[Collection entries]
------------------------------------------------------------

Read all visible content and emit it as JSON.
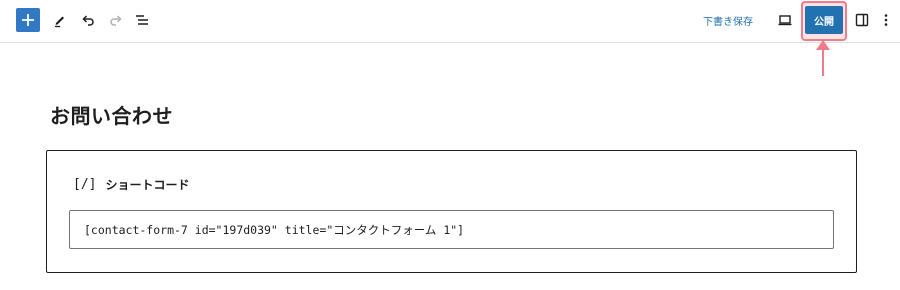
{
  "toolbar": {
    "add_icon": "plus-icon",
    "tools_icon": "pencil-icon",
    "undo_icon": "undo-icon",
    "redo_icon": "redo-icon",
    "list_view_icon": "list-view-icon",
    "save_draft_label": "下書き保存",
    "preview_icon": "desktop-preview-icon",
    "publish_label": "公開",
    "settings_icon": "sidebar-panel-icon",
    "options_icon": "vertical-ellipsis-icon",
    "accent_color": "#2271b1",
    "highlight_color": "#f07c8a"
  },
  "page": {
    "title": "お問い合わせ"
  },
  "shortcode_block": {
    "icon_glyph": "[/]",
    "label": "ショートコード",
    "value": "[contact-form-7 id=\"197d039\" title=\"コンタクトフォーム 1\"]"
  }
}
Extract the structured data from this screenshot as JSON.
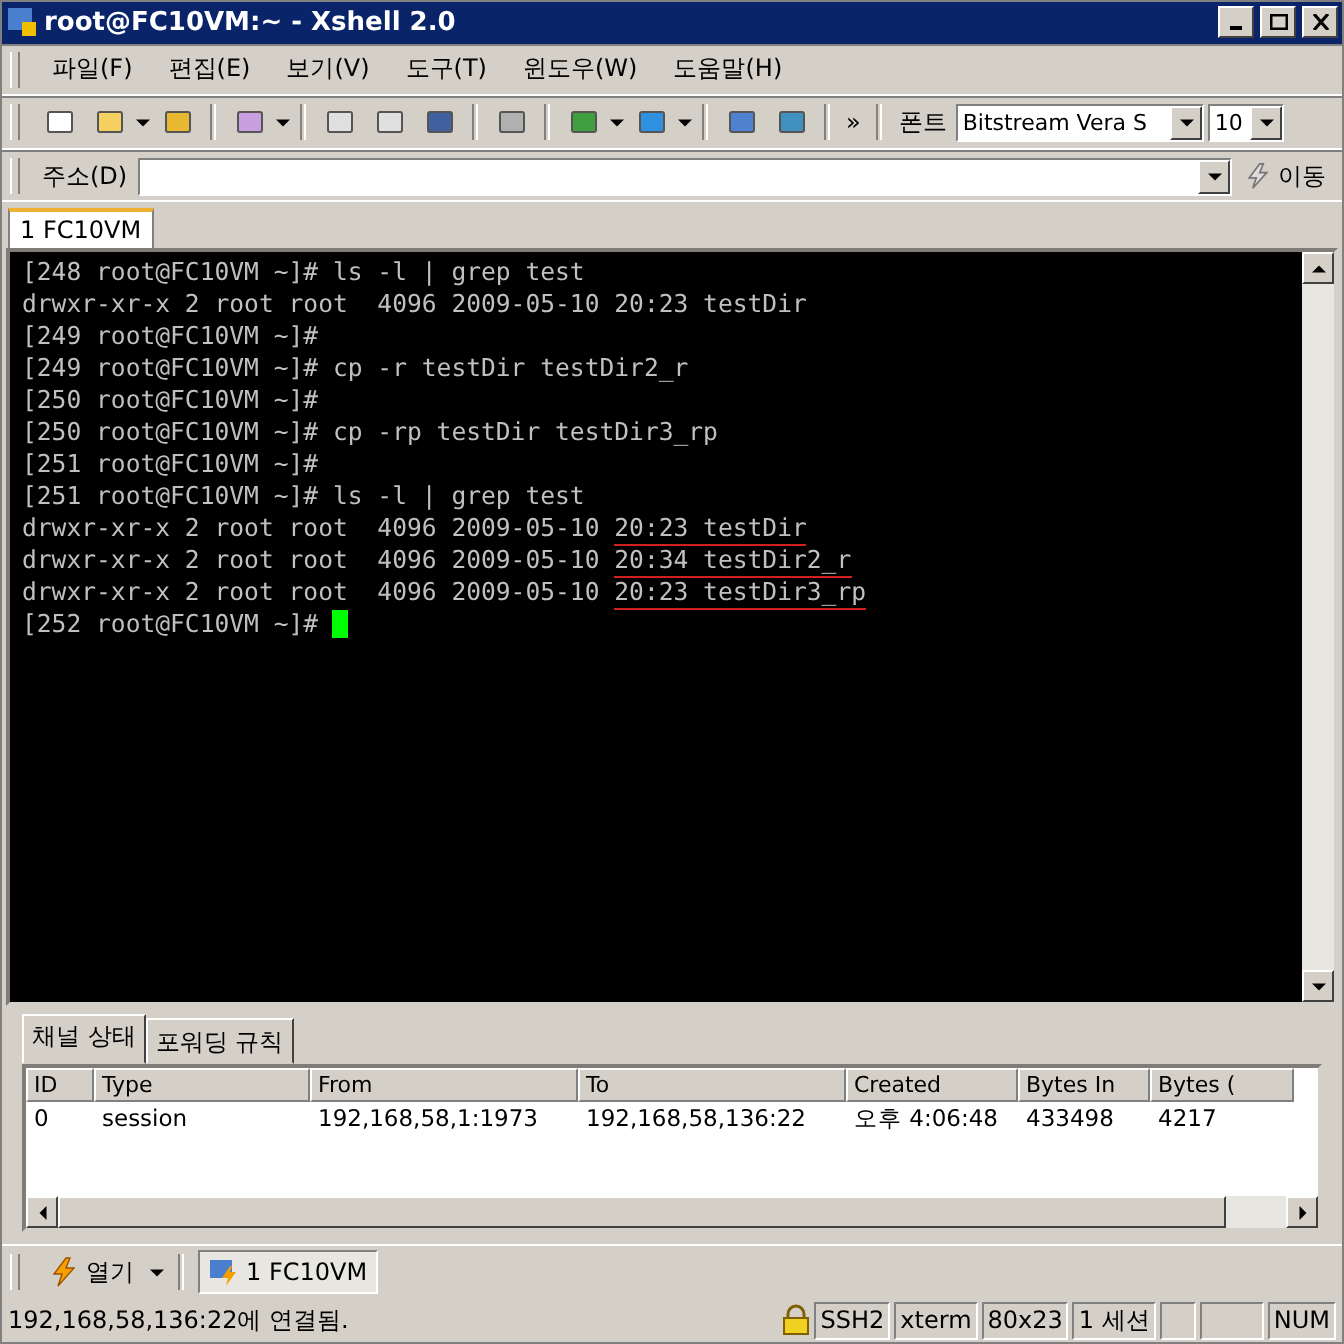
{
  "window": {
    "title": "root@FC10VM:~ - Xshell 2.0"
  },
  "menu": [
    "파일(F)",
    "편집(E)",
    "보기(V)",
    "도구(T)",
    "윈도우(W)",
    "도움말(H)"
  ],
  "toolbar": {
    "more": "»",
    "font_label": "폰트",
    "font": "Bitstream Vera S",
    "size": "10"
  },
  "address": {
    "label": "주소(D)",
    "go": "이동"
  },
  "session_tabs": [
    {
      "label": "1 FC10VM",
      "selected": true
    }
  ],
  "terminal": {
    "lines": [
      {
        "text": "[248 root@FC10VM ~]# ls -l | grep test"
      },
      {
        "text": "drwxr-xr-x 2 root root  4096 2009-05-10 20:23 testDir"
      },
      {
        "text": "[249 root@FC10VM ~]#"
      },
      {
        "text": "[249 root@FC10VM ~]# cp -r testDir testDir2_r"
      },
      {
        "text": "[250 root@FC10VM ~]#"
      },
      {
        "text": "[250 root@FC10VM ~]# cp -rp testDir testDir3_rp"
      },
      {
        "text": "[251 root@FC10VM ~]#"
      },
      {
        "text": "[251 root@FC10VM ~]# ls -l | grep test"
      },
      {
        "text": "drwxr-xr-x 2 root root  4096 2009-05-10 ",
        "marked": "20:23 testDir"
      },
      {
        "text": "drwxr-xr-x 2 root root  4096 2009-05-10 ",
        "marked": "20:34 testDir2_r"
      },
      {
        "text": "drwxr-xr-x 2 root root  4096 2009-05-10 ",
        "marked": "20:23 testDir3_rp"
      },
      {
        "text": "[252 root@FC10VM ~]# ",
        "cursor": true
      }
    ]
  },
  "panel_tabs": [
    {
      "label": "채널 상태",
      "selected": true
    },
    {
      "label": "포워딩 규칙",
      "selected": false
    }
  ],
  "table": {
    "columns": [
      "ID",
      "Type",
      "From",
      "To",
      "Created",
      "Bytes In",
      "Bytes ("
    ],
    "rows": [
      [
        "0",
        "session",
        "192,168,58,1:1973",
        "192,168,58,136:22",
        "오후 4:06:48",
        "433498",
        "4217"
      ]
    ]
  },
  "taskbar": {
    "open": "열기",
    "session": "1 FC10VM"
  },
  "status_bar": {
    "message": "192,168,58,136:22에 연결됨.",
    "panes": [
      "SSH2",
      "xterm",
      "80x23",
      "1 세션",
      "NUM"
    ]
  }
}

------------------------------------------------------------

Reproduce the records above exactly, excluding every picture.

Read all visible content and emit it as JSON.
{
  "toolbar": {
    "add_icon": "plus-icon",
    "tools_icon": "pencil-icon",
    "undo_icon": "undo-icon",
    "redo_icon": "redo-icon",
    "list_view_icon": "list-view-icon",
    "save_draft_label": "下書き保存",
    "preview_icon": "desktop-preview-icon",
    "publish_label": "公開",
    "settings_icon": "sidebar-panel-icon",
    "options_icon": "vertical-ellipsis-icon",
    "accent_color": "#2271b1",
    "highlight_color": "#f07c8a"
  },
  "page": {
    "title": "お問い合わせ"
  },
  "shortcode_block": {
    "icon_glyph": "[/]",
    "label": "ショートコード",
    "value": "[contact-form-7 id=\"197d039\" title=\"コンタクトフォーム 1\"]"
  }
}
Extract the structured data from this screenshot as JSON.
{
  "window": {
    "title": "root@FC10VM:~ - Xshell 2.0"
  },
  "menu": [
    "파일(F)",
    "편집(E)",
    "보기(V)",
    "도구(T)",
    "윈도우(W)",
    "도움말(H)"
  ],
  "toolbar": {
    "more": "»",
    "font_label": "폰트",
    "font": "Bitstream Vera S",
    "size": "10"
  },
  "address": {
    "label": "주소(D)",
    "go": "이동"
  },
  "session_tabs": [
    {
      "label": "1 FC10VM",
      "selected": true
    }
  ],
  "terminal": {
    "lines": [
      {
        "text": "[248 root@FC10VM ~]# ls -l | grep test"
      },
      {
        "text": "drwxr-xr-x 2 root root  4096 2009-05-10 20:23 testDir"
      },
      {
        "text": "[249 root@FC10VM ~]#"
      },
      {
        "text": "[249 root@FC10VM ~]# cp -r testDir testDir2_r"
      },
      {
        "text": "[250 root@FC10VM ~]#"
      },
      {
        "text": "[250 root@FC10VM ~]# cp -rp testDir testDir3_rp"
      },
      {
        "text": "[251 root@FC10VM ~]#"
      },
      {
        "text": "[251 root@FC10VM ~]# ls -l | grep test"
      },
      {
        "text": "drwxr-xr-x 2 root root  4096 2009-05-10 ",
        "marked": "20:23 testDir"
      },
      {
        "text": "drwxr-xr-x 2 root root  4096 2009-05-10 ",
        "marked": "20:34 testDir2_r"
      },
      {
        "text": "drwxr-xr-x 2 root root  4096 2009-05-10 ",
        "marked": "20:23 testDir3_rp"
      },
      {
        "text": "[252 root@FC10VM ~]# ",
        "cursor": true
      }
    ]
  },
  "panel_tabs": [
    {
      "label": "채널 상태",
      "selected": true
    },
    {
      "label": "포워딩 규칙",
      "selected": false
    }
  ],
  "table": {
    "columns": [
      "ID",
      "Type",
      "From",
      "To",
      "Created",
      "Bytes In",
      "Bytes ("
    ],
    "rows": [
      [
        "0",
        "session",
        "192,168,58,1:1973",
        "192,168,58,136:22",
        "오후 4:06:48",
        "433498",
        "4217"
      ]
    ]
  },
  "taskbar": {
    "open": "열기",
    "session": "1 FC10VM"
  },
  "status_bar": {
    "message": "192,168,58,136:22에 연결됨.",
    "panes": [
      "SSH2",
      "xterm",
      "80x23",
      "1 세션",
      "NUM"
    ]
  }
}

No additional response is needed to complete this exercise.